TASK DIRECTIONS
Look through the records and report how many lines include the word "referral", with no other words.

================================

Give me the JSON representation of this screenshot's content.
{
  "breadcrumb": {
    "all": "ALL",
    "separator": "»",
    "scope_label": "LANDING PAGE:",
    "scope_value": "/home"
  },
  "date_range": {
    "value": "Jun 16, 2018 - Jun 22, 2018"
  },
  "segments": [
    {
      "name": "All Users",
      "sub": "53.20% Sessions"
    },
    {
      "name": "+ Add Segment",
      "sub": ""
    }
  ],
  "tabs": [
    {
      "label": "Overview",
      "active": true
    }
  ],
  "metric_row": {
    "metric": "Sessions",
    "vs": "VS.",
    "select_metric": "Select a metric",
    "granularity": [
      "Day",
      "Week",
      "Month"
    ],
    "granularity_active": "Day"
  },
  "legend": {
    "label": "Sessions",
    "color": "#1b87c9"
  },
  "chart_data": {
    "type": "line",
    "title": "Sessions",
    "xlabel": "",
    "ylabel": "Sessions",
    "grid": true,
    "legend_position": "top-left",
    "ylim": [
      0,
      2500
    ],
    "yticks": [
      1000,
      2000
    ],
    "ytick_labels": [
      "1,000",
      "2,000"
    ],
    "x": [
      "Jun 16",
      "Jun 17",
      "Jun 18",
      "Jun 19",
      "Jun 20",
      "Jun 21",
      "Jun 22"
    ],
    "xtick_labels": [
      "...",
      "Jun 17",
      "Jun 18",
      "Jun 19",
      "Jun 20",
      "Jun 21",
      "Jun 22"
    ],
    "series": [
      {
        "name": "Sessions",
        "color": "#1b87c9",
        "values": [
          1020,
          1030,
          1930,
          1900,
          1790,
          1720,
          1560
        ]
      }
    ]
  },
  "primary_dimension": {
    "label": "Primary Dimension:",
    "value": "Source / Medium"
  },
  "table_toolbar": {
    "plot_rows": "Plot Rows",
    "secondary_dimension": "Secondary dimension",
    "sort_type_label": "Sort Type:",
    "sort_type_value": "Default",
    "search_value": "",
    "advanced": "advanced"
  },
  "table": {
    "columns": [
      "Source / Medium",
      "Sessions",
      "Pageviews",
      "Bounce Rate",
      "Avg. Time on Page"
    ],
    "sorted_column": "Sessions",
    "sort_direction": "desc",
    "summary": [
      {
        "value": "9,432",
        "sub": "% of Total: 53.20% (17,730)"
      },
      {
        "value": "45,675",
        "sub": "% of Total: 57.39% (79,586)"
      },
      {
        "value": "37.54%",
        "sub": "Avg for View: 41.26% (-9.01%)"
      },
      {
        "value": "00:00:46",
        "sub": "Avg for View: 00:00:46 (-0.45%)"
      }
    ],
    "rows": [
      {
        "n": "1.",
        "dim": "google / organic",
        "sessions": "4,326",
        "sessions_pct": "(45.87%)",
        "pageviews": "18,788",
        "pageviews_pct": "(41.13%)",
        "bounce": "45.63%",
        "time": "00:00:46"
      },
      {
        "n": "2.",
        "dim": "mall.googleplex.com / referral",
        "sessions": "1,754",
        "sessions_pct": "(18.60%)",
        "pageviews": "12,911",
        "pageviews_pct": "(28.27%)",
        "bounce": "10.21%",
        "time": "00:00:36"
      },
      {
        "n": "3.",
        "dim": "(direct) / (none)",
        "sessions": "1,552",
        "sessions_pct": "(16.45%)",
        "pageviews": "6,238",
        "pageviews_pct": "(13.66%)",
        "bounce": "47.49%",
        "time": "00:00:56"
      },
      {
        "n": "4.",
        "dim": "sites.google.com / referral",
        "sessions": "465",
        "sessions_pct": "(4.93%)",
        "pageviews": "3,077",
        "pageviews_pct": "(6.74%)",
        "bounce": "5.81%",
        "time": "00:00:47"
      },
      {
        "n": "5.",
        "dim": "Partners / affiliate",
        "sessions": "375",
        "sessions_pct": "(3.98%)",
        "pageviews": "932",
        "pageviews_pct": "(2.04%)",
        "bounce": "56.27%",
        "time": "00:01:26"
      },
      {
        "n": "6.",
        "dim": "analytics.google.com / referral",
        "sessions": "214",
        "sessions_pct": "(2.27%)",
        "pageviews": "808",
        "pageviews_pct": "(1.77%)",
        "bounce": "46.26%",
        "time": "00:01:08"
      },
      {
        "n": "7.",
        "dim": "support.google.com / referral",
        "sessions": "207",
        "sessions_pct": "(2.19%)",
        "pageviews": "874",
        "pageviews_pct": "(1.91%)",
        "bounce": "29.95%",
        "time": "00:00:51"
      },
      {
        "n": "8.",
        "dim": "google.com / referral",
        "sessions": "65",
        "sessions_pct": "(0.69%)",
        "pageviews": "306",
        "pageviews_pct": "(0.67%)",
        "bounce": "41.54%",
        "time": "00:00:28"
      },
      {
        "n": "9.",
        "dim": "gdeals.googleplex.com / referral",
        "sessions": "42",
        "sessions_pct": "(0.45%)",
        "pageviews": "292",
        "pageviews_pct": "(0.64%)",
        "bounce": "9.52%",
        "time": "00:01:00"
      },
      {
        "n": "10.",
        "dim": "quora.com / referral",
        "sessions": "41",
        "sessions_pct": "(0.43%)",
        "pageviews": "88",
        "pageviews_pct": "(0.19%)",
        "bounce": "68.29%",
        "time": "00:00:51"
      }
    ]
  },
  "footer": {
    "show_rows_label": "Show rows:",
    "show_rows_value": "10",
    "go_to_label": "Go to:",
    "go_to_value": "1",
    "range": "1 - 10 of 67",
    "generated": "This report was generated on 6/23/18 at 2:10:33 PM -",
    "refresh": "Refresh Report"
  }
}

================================

WRITTEN RESPONSE
7